How to Reheat Tamales, According to a Chef
Originated in Central and South America, tamales are easily customizable and can be filled with meat, cheese, vegetables and anything else you'd like. Mexican tamales are wrapped in dough called mesa and then wrapped in a corn husk. The husk can be thrown away after they're cooked or can be a plate.
"The masa component in a tamale is a complex dough, similar to a freshly made pasta," says Chef Cindy Loren of Shuck House in Los Angeles and R10 Social House in Redondo Beach, California. "You don't want to over or undercook, there is nothing worse than a mushy or dense dry tamale.
We all know enjoying tamales are at their prime when they are hot, but what do you do when they get cold or you want to eat them the next day without making them soggy? The good news is it is possible.
"The best part is you will be eating them in minutes by heating up," says Chef Alan Vargas, Executive Chef of New York City's Consulate. "All flavors will blend together."
How to reheat tamales
It is best to eat them right away after cooking, according to Chef Loren. However, they do keep for 2-3 days after they are originally cooked, but also are easy to freeze and reheat.
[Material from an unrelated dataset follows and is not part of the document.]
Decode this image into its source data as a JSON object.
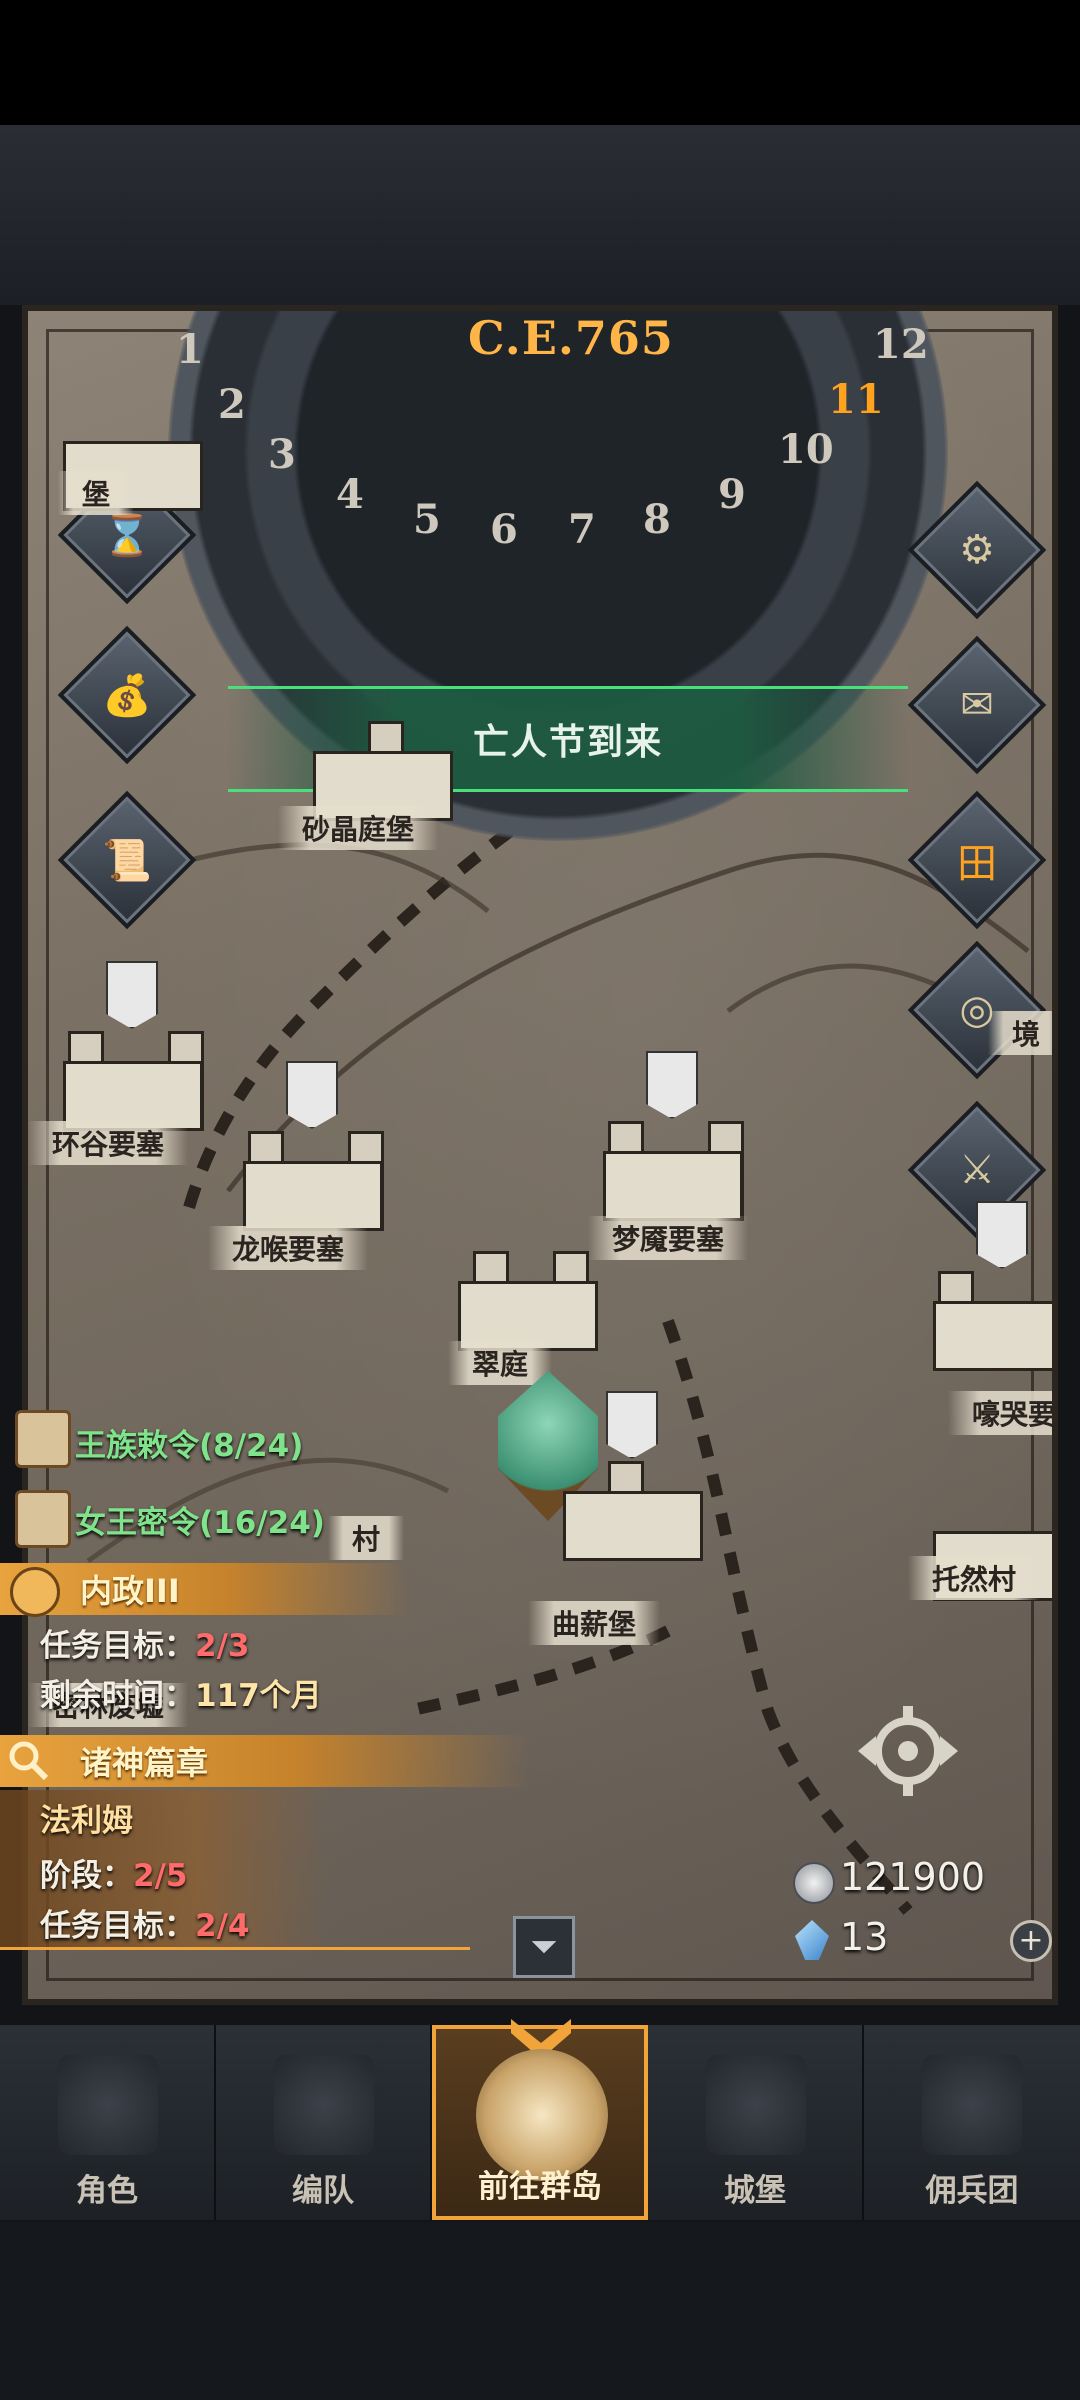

Luckily, there are three good ways that all involve the one thing that cooks them: steam.
You'll need a few supplies for this method. "Pour a few drops of water on them and cover the plate with some plastic film before heating up in the microwave for 1.5 minutes," says Chef Vargas. The water will quickly turn to steam that will reach into the corn husk to warm the filling.
If you have a steamer you can use it. It only takes 1-2 minutes, according to Chef Vargas. This could be a tamalera that fits inside of a stockpot or a rice maker, a pierced or mesh steamer that can be placed into a pot or even a steamer machine.
You can also put tamales in a double boiler on the stove. "In a pot with some boiling water drop them in, in a smaller container until they heat up" for 3-4 minutes, Chef Vargas says.
The best way to reheat tamales
The oven! "Once my oven is heated at 350 degrees, I place the tamales on a sheet tray and it only takes about 8-10 minutes," Chef Loren says. "Also, for my personal preference, I enjoy a slight crisp on the outside while the inside is still moist." This can be done by keeping the corn husk on. For no crisp, she says to "cover the tamales with foil to protect them from harsh heat and you end up with a perfect soft, moist tamale."
Now that you know the best way to reheat tamales, here's The Only Way You Should Reheat Rice, According to a Chef.